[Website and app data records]
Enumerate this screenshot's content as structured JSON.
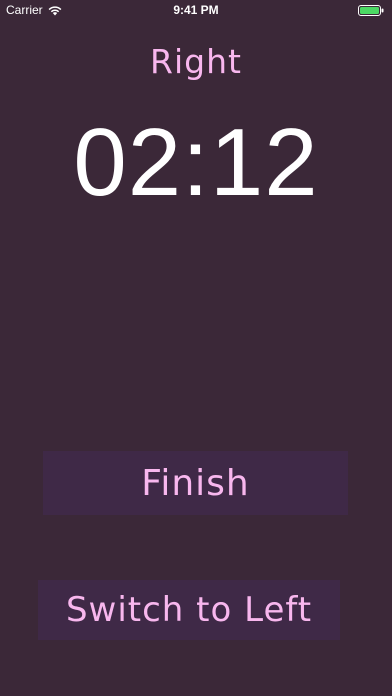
{
  "status_bar": {
    "carrier": "Carrier",
    "time": "9:41 PM",
    "battery_color": "#4cd964"
  },
  "main": {
    "side_label": "Right",
    "timer": "02:12",
    "finish_label": "Finish",
    "switch_label": "Switch to Left"
  },
  "colors": {
    "background": "#3b2838",
    "accent": "#f8b7ee",
    "button_bg": "#3f2947"
  }
}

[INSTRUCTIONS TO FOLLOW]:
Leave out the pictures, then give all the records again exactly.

[ANSWER SECTION]:
Enumerate this screenshot's content as structured JSON.
{
  "status_bar": {
    "carrier": "Carrier",
    "time": "9:41 PM",
    "battery_color": "#4cd964"
  },
  "main": {
    "side_label": "Right",
    "timer": "02:12",
    "finish_label": "Finish",
    "switch_label": "Switch to Left"
  },
  "colors": {
    "background": "#3b2838",
    "accent": "#f8b7ee",
    "button_bg": "#3f2947"
  }
}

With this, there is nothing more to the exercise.